__Required action__: How many lines of the records below contain the word "apache"? Answer with the number alone.

Interface dataset entries:
* * * * *

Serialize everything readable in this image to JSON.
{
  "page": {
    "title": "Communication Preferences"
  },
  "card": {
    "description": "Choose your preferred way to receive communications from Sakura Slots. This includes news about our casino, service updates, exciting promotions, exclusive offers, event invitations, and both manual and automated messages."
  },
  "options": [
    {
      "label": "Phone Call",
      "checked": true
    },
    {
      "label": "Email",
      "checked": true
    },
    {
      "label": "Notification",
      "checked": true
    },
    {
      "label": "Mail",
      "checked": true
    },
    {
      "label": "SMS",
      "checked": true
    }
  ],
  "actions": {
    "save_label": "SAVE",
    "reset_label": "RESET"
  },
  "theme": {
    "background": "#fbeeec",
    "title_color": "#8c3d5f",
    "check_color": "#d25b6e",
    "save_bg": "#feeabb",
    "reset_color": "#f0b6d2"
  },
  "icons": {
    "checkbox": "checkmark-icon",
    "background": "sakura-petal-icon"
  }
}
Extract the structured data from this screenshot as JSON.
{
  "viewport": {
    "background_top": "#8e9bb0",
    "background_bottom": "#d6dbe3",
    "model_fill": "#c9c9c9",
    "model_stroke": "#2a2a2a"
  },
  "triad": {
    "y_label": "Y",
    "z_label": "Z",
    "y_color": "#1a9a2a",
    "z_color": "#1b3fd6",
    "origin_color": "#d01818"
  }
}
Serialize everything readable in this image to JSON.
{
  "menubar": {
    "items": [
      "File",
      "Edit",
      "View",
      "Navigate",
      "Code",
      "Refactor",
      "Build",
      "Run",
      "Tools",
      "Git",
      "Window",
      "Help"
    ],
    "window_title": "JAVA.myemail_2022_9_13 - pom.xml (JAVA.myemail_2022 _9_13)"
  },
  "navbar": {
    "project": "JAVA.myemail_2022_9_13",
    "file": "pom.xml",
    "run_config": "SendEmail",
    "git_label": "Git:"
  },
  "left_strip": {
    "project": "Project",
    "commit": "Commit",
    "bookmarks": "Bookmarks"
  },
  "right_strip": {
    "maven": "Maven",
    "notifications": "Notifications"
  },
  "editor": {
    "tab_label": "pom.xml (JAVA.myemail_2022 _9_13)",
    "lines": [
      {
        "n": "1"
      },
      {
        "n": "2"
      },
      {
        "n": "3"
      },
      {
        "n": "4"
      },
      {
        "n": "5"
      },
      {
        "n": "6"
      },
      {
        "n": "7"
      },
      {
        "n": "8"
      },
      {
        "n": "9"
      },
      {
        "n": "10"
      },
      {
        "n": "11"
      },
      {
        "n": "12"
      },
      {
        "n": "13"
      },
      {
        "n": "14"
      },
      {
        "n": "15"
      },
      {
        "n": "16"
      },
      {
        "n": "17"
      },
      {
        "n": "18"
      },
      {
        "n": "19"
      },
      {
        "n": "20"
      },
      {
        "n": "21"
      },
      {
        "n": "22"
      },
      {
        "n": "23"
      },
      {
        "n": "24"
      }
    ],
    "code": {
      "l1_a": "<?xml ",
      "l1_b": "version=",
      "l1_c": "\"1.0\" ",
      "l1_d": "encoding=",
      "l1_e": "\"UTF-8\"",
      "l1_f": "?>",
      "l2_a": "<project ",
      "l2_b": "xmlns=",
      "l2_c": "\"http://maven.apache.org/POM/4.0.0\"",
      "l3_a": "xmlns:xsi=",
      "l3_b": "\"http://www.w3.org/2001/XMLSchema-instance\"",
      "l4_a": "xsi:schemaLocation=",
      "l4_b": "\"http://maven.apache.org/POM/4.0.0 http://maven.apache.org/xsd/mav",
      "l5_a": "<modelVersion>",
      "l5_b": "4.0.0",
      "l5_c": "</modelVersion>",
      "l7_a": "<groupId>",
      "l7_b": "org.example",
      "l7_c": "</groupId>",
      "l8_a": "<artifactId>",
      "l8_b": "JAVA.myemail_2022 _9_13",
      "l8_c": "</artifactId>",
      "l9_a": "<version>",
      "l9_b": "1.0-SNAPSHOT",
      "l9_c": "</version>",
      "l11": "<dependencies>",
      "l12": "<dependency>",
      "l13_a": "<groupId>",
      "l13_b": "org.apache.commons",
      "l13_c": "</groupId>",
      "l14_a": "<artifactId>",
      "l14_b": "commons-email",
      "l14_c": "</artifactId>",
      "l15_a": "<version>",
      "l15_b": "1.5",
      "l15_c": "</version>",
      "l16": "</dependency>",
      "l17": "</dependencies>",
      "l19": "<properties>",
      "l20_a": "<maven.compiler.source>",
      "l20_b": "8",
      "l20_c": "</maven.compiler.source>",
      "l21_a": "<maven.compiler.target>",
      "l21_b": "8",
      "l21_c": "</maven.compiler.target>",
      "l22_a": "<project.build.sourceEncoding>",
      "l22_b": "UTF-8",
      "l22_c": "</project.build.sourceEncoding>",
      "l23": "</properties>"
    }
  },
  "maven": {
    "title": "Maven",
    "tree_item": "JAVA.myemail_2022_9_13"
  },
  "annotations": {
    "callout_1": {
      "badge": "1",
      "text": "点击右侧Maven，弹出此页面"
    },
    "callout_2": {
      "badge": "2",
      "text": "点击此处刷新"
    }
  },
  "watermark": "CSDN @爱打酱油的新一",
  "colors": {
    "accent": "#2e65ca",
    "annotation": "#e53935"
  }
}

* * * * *

__Final answer__: 3